== Aim of the exercise ==
Below are records; count the lines that contain "ball" and state only that count.
::::
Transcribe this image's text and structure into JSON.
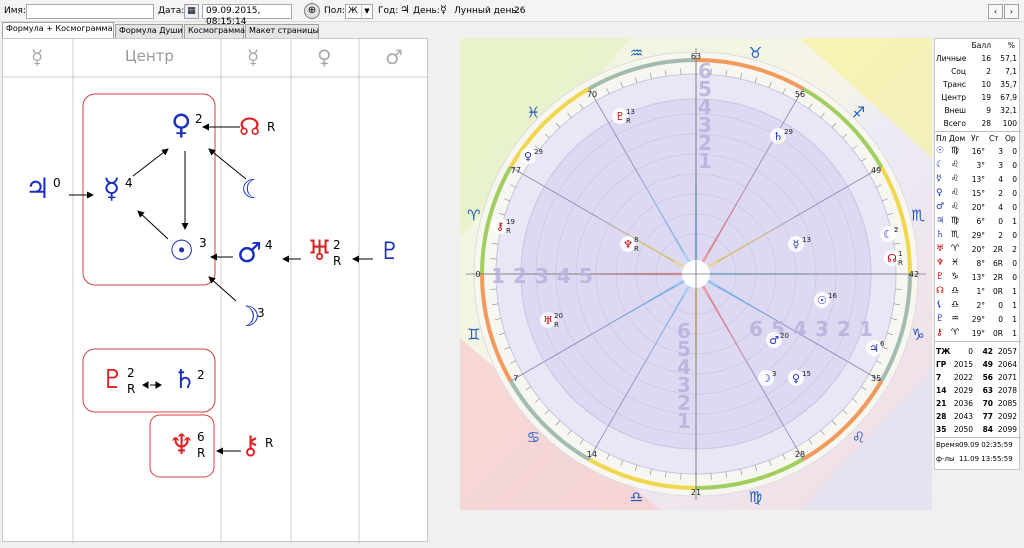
{
  "toolbar": {
    "name_label": "Имя:",
    "name_value": "",
    "date_label": "Дата:",
    "date_value": "09.09.2015, 08:15:14",
    "gender_label": "Пол:",
    "gender_value": "Ж",
    "year_label": "Год:",
    "year_glyph": "♃",
    "day_label": "День:",
    "day_glyph": "☿",
    "lunar_label": "Лунный день:",
    "lunar_value": "26",
    "nav_prev": "‹",
    "nav_next": "›"
  },
  "tabs": [
    {
      "label": "Формула + Космограмма",
      "active": true
    },
    {
      "label": "Формула Души",
      "active": false
    },
    {
      "label": "Космограмма",
      "active": false
    },
    {
      "label": "Макет страницы",
      "active": false
    }
  ],
  "formula": {
    "headers": [
      "☿",
      "Центр",
      "☿",
      "♀",
      "♂"
    ],
    "nodes": [
      {
        "glyph": "♃",
        "num": "0",
        "r": "",
        "color": "#1a2fc0"
      },
      {
        "glyph": "☿",
        "num": "4",
        "r": "",
        "color": "#1a2fc0"
      },
      {
        "glyph": "♀",
        "num": "2",
        "r": "",
        "color": "#1a2fc0"
      },
      {
        "glyph": "☊",
        "num": "",
        "r": "R",
        "color": "#e02020"
      },
      {
        "glyph": "☾",
        "num": "",
        "r": "",
        "color": "#1a2fc0"
      },
      {
        "glyph": "☉",
        "num": "3",
        "r": "",
        "color": "#1a2fc0"
      },
      {
        "glyph": "♂",
        "num": "4",
        "r": "",
        "color": "#1a2fc0"
      },
      {
        "glyph": "♅",
        "num": "2",
        "r": "R",
        "color": "#e02020"
      },
      {
        "glyph": "♇",
        "num": "",
        "r": "",
        "color": "#1a2fc0"
      },
      {
        "glyph": "☽",
        "num": "3",
        "r": "",
        "color": "#1a2fc0"
      },
      {
        "glyph": "♇",
        "num": "2",
        "r": "R",
        "color": "#e02020"
      },
      {
        "glyph": "♄",
        "num": "2",
        "r": "",
        "color": "#1a2fc0"
      },
      {
        "glyph": "♆",
        "num": "6",
        "r": "R",
        "color": "#e02020"
      },
      {
        "glyph": "⚷",
        "num": "",
        "r": "R",
        "color": "#e02020"
      }
    ]
  },
  "chart": {
    "degree_labels": [
      "63",
      "56",
      "49",
      "42",
      "35",
      "28",
      "21",
      "14",
      "7",
      "0",
      "77",
      "70"
    ],
    "signs": [
      "♉",
      "♐",
      "♏",
      "♑",
      "♌",
      "♍",
      "♎",
      "♋",
      "♊",
      "♈",
      "♓",
      "♒"
    ],
    "planets": [
      {
        "glyph": "♇",
        "deg": "13",
        "r": "R",
        "color": "#c00000"
      },
      {
        "glyph": "♄",
        "deg": "29",
        "r": "",
        "color": "#1a2fc0"
      },
      {
        "glyph": "♀",
        "deg": "29",
        "r": "",
        "color": "#1a2fc0"
      },
      {
        "glyph": "⚷",
        "deg": "19",
        "r": "R",
        "color": "#c00000"
      },
      {
        "glyph": "♆",
        "deg": "8",
        "r": "R",
        "color": "#c00000"
      },
      {
        "glyph": "☿",
        "deg": "13",
        "r": "",
        "color": "#1a2fc0"
      },
      {
        "glyph": "☾",
        "deg": "2",
        "r": "",
        "color": "#1a2fc0"
      },
      {
        "glyph": "☊",
        "deg": "1",
        "r": "R",
        "color": "#c00000"
      },
      {
        "glyph": "♅",
        "deg": "20",
        "r": "R",
        "color": "#c00000"
      },
      {
        "glyph": "☉",
        "deg": "16",
        "r": "",
        "color": "#1a2fc0"
      },
      {
        "glyph": "♂",
        "deg": "20",
        "r": "",
        "color": "#1a2fc0"
      },
      {
        "glyph": "♃",
        "deg": "6",
        "r": "",
        "color": "#1a2fc0"
      },
      {
        "glyph": "☽",
        "deg": "3",
        "r": "",
        "color": "#1a2fc0"
      },
      {
        "glyph": "♀",
        "deg": "15",
        "r": "",
        "color": "#1a2fc0"
      }
    ],
    "house_numbers_left": [
      "1",
      "2",
      "3",
      "4",
      "5"
    ],
    "house_numbers_top": [
      "1",
      "2",
      "3",
      "4",
      "5",
      "6"
    ],
    "house_numbers_right": [
      "6",
      "5",
      "4",
      "3",
      "2",
      "1"
    ],
    "house_numbers_bottom": [
      "6",
      "5",
      "4",
      "3",
      "2",
      "1"
    ]
  },
  "scores": {
    "headers": [
      "Балл",
      "%"
    ],
    "rows": [
      {
        "label": "Личные",
        "ball": "16",
        "pct": "57,1"
      },
      {
        "label": "Соц",
        "ball": "2",
        "pct": "7,1"
      },
      {
        "label": "Транс",
        "ball": "10",
        "pct": "35,7"
      },
      {
        "label": "Центр",
        "ball": "19",
        "pct": "67,9"
      },
      {
        "label": "Внеш",
        "ball": "9",
        "pct": "32,1"
      },
      {
        "label": "Всего",
        "ball": "28",
        "pct": "100"
      }
    ]
  },
  "planet_table": {
    "headers": [
      "Пл",
      "Дом",
      "Уг",
      "Ст",
      "Ор"
    ],
    "rows": [
      {
        "pl": "☉",
        "dom": "♍",
        "ug": "16°",
        "st": "3",
        "or": "0",
        "color": "#1a2fc0"
      },
      {
        "pl": "☾",
        "dom": "♌",
        "ug": "3°",
        "st": "3",
        "or": "0",
        "color": "#1a2fc0"
      },
      {
        "pl": "☿",
        "dom": "♌",
        "ug": "13°",
        "st": "4",
        "or": "0",
        "color": "#1a2fc0"
      },
      {
        "pl": "♀",
        "dom": "♌",
        "ug": "15°",
        "st": "2",
        "or": "0",
        "color": "#1a2fc0"
      },
      {
        "pl": "♂",
        "dom": "♌",
        "ug": "20°",
        "st": "4",
        "or": "0",
        "color": "#1a2fc0"
      },
      {
        "pl": "♃",
        "dom": "♍",
        "ug": "6°",
        "st": "0",
        "or": "1",
        "color": "#1a2fc0"
      },
      {
        "pl": "♄",
        "dom": "♏",
        "ug": "29°",
        "st": "2",
        "or": "0",
        "color": "#1a2fc0"
      },
      {
        "pl": "♅",
        "dom": "♈",
        "ug": "20°",
        "st": "2R",
        "or": "2",
        "color": "#c00000"
      },
      {
        "pl": "♆",
        "dom": "♓",
        "ug": "8°",
        "st": "6R",
        "or": "0",
        "color": "#c00000"
      },
      {
        "pl": "♇",
        "dom": "♑",
        "ug": "13°",
        "st": "2R",
        "or": "0",
        "color": "#c00000"
      },
      {
        "pl": "☊",
        "dom": "♎",
        "ug": "1°",
        "st": "0R",
        "or": "1",
        "color": "#c00000"
      },
      {
        "pl": "⚸",
        "dom": "♎",
        "ug": "2°",
        "st": "0",
        "or": "1",
        "color": "#1a2fc0"
      },
      {
        "pl": "♇",
        "dom": "♒",
        "ug": "29°",
        "st": "0",
        "or": "1",
        "color": "#1a2fc0"
      },
      {
        "pl": "⚷",
        "dom": "♈",
        "ug": "19°",
        "st": "0R",
        "or": "1",
        "color": "#c00000"
      }
    ]
  },
  "years_table": {
    "rows": [
      [
        "ТЖ",
        "0",
        "42",
        "2057"
      ],
      [
        "ГР",
        "2015",
        "49",
        "2064"
      ],
      [
        "7",
        "2022",
        "56",
        "2071"
      ],
      [
        "14",
        "2029",
        "63",
        "2078"
      ],
      [
        "21",
        "2036",
        "70",
        "2085"
      ],
      [
        "28",
        "2043",
        "77",
        "2092"
      ],
      [
        "35",
        "2050",
        "84",
        "2099"
      ]
    ]
  },
  "footer": {
    "time_label": "Время",
    "time_value": "09.09 02:35:59",
    "fly_label": "ф-лы",
    "fly_value": "11.09 13:55:59"
  }
}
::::
== Response to this task ==
6